Someone recently suggested that we need something a tad more forceful than a flower or a leaf. I sympathize. Even boring old “Labour” parties use a thorny rose, at least. Here’s one draft submitted, though it was emphasized that it was a preliminary idea:
Not bad, but it’s not easy to draw and might not come across well in black & white.
The fist presents a problem for a group with nonviolence as one of its Four Pillars, and also brings up some historical stuff with the SDS and all. It reminded me of any number of old radical groups that came to nothing, not to mention the Communist salute, and all the baggage that might bring up.
The tree is definitely a good symbol for Greens (much more strength than a leaf or flower), but is complicated to draw with any realism. The Lebanese have gotten along pretty well with one on their flag, but I don’t know what they do when they want to quickly improvise it on a sign, say. In any case, Lebanese nationalism isn’t one of the more powerful social movements I’ve heard of.
Someone recently pointed this out, found in someone’s Twitter profile. The star, with varying numbers of points (in this case looking more like a sunburst), might be easy to draw, but if it must be Green, that throws out the usefulness in black & white. It’s something to consider if one can make something unique about the star that will survive the loss of color.
GREEN MAN, ELABORATED
Setting aside my easy-to-draw requirement for the moment, and trying to come up with something forceful, I thought of this:
Yes, those are pruning hooks crossed behind him, suggesting a Jolly Roger. They carry a connotation of both peace and clearing away dead wood to make room for new growth. Sneaky, huh?

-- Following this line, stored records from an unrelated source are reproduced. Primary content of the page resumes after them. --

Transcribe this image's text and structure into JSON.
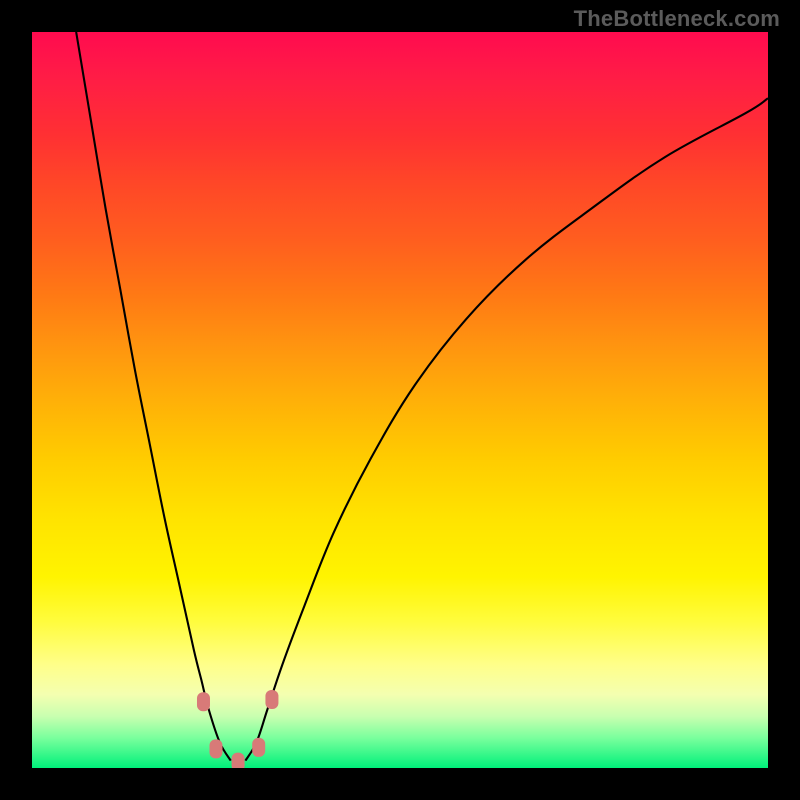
{
  "watermark": "TheBottleneck.com",
  "chart_data": {
    "type": "line",
    "title": "",
    "xlabel": "",
    "ylabel": "",
    "xlim": [
      0,
      100
    ],
    "ylim": [
      0,
      100
    ],
    "grid": false,
    "legend": false,
    "series": [
      {
        "name": "bottleneck-curve-left",
        "x": [
          6,
          8,
          10,
          12,
          14,
          16,
          18,
          20,
          22,
          23,
          24,
          25.5,
          27
        ],
        "y": [
          100,
          88,
          76,
          65,
          54,
          44,
          34,
          25,
          16,
          12,
          8,
          3.5,
          1
        ]
      },
      {
        "name": "bottleneck-curve-right",
        "x": [
          29,
          30.5,
          32,
          34,
          37,
          41,
          46,
          52,
          59,
          67,
          76,
          86,
          97,
          100
        ],
        "y": [
          1,
          3.5,
          8,
          14,
          22,
          32,
          42,
          52,
          61,
          69,
          76,
          83,
          89,
          91
        ]
      }
    ],
    "markers": [
      {
        "x": 23.3,
        "y": 9.0
      },
      {
        "x": 25.0,
        "y": 2.6
      },
      {
        "x": 28.0,
        "y": 0.8
      },
      {
        "x": 30.8,
        "y": 2.8
      },
      {
        "x": 32.6,
        "y": 9.3
      }
    ],
    "marker_style": {
      "shape": "rounded-rect",
      "color": "#d87a78",
      "rx": 6,
      "w": 13,
      "h": 19
    },
    "gradient_stops": [
      {
        "pct": 0,
        "color": "#ff0b4f"
      },
      {
        "pct": 14,
        "color": "#ff3033"
      },
      {
        "pct": 28,
        "color": "#ff5d1f"
      },
      {
        "pct": 42,
        "color": "#ff9210"
      },
      {
        "pct": 58,
        "color": "#ffcc00"
      },
      {
        "pct": 74,
        "color": "#fff400"
      },
      {
        "pct": 90,
        "color": "#f4ffb0"
      },
      {
        "pct": 100,
        "color": "#00f07a"
      }
    ]
  }
}
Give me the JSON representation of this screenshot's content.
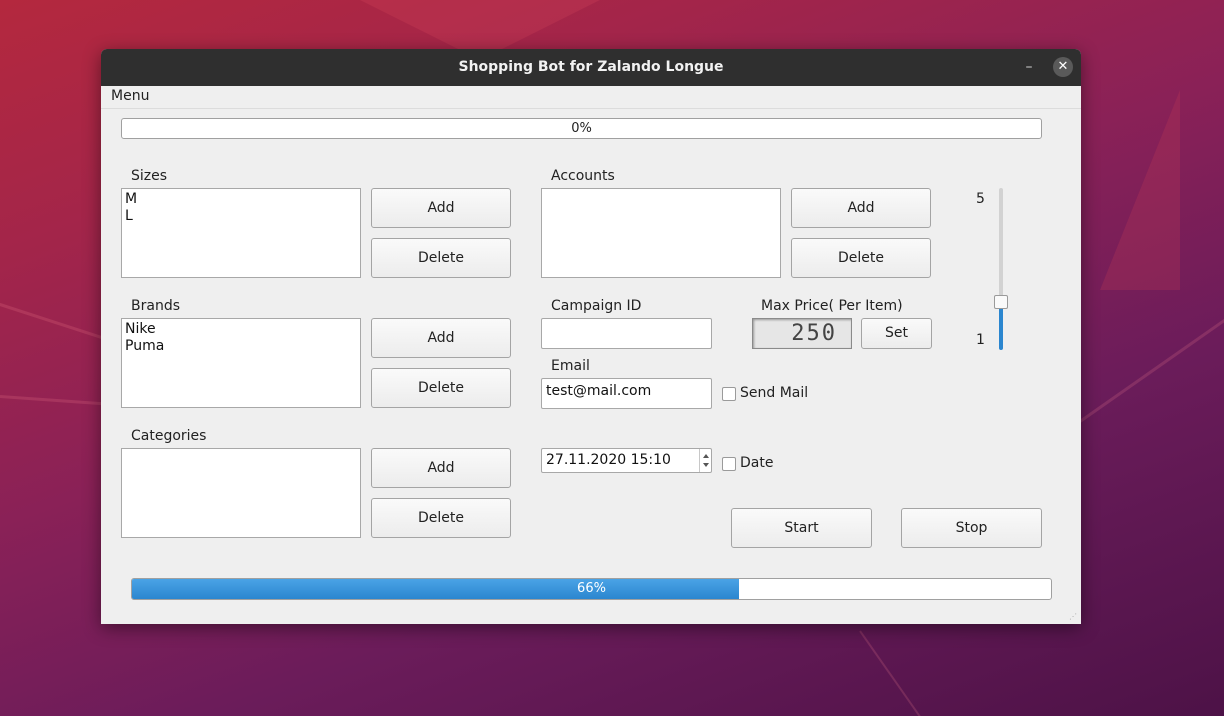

The Green Man is a nice ancient, slightly subversive symbol, but its use by neopagan groups might spoil it for us. Don’t want to look like a religion.
The Jolly Roger allusion can cut several ways. Some Disney movies, some “Pirate” parties in Europe, and the Church of the Flying Spaghetti Monster have all given pirates a better image in recent years. The defiance of authority is attractive, and pirate ships were often run as worker co-ops, but that’s expecting people to know some history. Bad idea, as I pointed out above. I don’t know whether any of this can overcome the violent image that pirates have had.
The only thing I’ve come up with that fulfills all my requirements is this:
The strokes don’t need to be colored to get the shape across.
It can be elaborated any number of ways if an artist wants to get fancy: add smaller branches and leaves, put symbolic things on the ends of branches or hanging as ornaments, perch birds or monkeys in it, whatever.
As long as the four bold strokes stand out (representing the Four Pillars), it’s recognizable as the same symbol.
So, what do my Green peers think?